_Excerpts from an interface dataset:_

──────────────────────────────

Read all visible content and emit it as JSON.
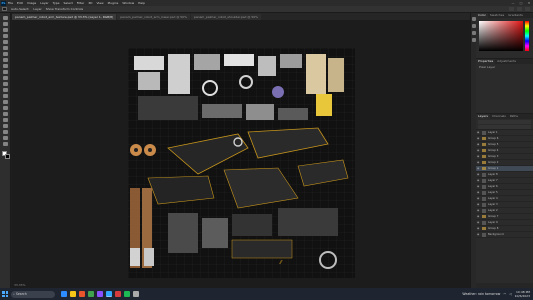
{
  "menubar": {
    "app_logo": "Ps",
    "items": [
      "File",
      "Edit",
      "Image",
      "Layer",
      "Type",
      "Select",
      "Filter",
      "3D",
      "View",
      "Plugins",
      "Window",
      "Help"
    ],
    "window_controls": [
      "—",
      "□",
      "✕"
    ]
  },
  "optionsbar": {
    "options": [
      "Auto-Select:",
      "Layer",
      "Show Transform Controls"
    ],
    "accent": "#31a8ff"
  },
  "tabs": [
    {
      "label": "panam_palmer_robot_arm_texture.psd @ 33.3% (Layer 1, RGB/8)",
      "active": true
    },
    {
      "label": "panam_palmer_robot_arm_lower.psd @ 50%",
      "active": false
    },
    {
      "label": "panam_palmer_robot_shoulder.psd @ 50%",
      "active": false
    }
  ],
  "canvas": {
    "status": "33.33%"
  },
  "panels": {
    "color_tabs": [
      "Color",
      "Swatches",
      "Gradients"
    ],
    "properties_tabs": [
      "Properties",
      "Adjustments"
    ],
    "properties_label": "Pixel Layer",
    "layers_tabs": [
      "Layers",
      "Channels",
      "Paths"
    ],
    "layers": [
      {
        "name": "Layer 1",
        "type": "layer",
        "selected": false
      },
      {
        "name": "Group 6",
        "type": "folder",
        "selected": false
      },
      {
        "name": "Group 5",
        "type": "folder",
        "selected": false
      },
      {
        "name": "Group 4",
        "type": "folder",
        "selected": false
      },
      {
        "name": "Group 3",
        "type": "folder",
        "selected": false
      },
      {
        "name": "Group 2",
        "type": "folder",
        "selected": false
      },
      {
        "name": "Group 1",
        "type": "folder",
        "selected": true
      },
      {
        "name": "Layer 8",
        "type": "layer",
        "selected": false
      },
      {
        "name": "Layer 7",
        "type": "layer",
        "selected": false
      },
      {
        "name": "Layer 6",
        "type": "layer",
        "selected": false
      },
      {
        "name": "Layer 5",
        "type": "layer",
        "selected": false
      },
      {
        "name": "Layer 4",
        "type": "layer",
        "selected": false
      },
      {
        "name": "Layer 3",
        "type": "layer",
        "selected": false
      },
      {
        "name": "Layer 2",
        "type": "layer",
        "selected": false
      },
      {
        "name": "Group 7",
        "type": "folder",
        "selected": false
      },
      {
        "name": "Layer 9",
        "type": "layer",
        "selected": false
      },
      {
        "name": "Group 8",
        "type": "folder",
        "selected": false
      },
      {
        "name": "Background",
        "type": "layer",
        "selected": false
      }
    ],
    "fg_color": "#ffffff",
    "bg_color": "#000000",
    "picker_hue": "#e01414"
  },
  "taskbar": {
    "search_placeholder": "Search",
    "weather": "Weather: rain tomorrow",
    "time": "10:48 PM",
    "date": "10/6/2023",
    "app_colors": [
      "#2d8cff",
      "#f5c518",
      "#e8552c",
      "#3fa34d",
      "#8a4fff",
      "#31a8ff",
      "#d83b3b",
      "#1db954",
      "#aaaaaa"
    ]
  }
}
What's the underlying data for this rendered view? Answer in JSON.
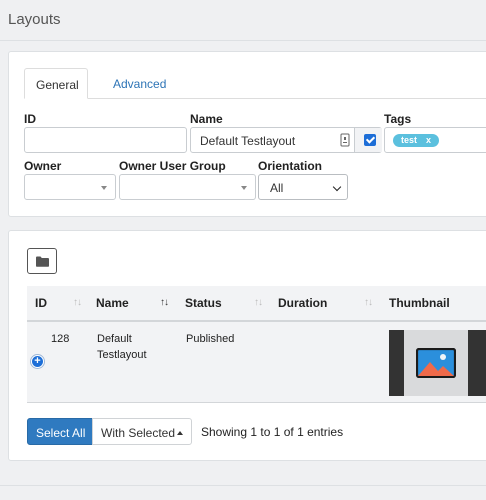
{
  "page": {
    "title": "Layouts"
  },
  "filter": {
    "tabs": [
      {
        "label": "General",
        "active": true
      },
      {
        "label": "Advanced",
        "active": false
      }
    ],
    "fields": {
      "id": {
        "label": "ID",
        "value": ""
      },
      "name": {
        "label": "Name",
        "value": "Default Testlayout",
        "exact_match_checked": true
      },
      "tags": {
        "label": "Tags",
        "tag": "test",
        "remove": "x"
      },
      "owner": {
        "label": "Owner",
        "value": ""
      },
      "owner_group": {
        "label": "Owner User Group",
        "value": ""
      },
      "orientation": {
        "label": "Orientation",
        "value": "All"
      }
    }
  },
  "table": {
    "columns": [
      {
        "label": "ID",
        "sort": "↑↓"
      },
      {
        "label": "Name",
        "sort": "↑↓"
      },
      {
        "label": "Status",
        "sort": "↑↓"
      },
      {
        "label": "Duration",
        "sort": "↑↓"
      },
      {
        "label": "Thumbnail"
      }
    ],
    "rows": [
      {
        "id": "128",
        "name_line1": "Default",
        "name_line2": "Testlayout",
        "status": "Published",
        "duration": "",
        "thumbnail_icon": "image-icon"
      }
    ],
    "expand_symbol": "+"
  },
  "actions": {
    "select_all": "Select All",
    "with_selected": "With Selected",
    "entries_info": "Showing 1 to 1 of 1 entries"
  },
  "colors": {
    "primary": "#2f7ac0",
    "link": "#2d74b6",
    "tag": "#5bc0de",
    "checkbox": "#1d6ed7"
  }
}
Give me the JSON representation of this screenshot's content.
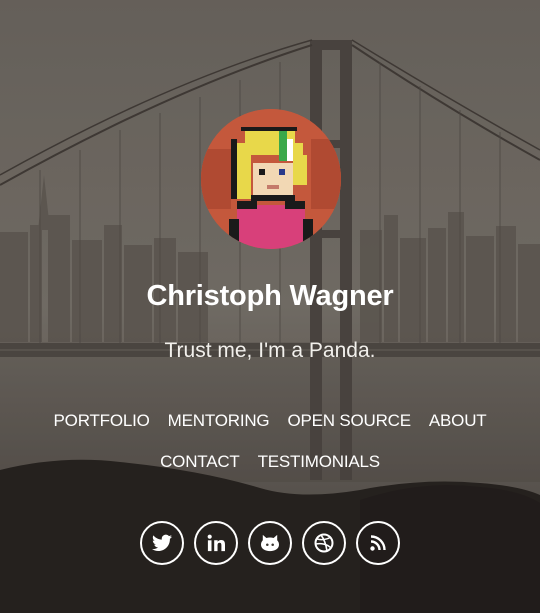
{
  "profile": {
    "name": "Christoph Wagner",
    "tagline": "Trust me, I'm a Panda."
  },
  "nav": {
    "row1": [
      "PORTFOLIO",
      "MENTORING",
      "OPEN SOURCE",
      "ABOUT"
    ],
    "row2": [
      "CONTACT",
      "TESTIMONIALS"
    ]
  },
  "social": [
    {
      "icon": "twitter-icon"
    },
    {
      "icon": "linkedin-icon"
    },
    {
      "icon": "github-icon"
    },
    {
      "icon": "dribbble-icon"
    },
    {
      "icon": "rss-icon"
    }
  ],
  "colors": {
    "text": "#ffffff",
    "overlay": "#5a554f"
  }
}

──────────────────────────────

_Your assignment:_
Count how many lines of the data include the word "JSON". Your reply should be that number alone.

_Task response:_
3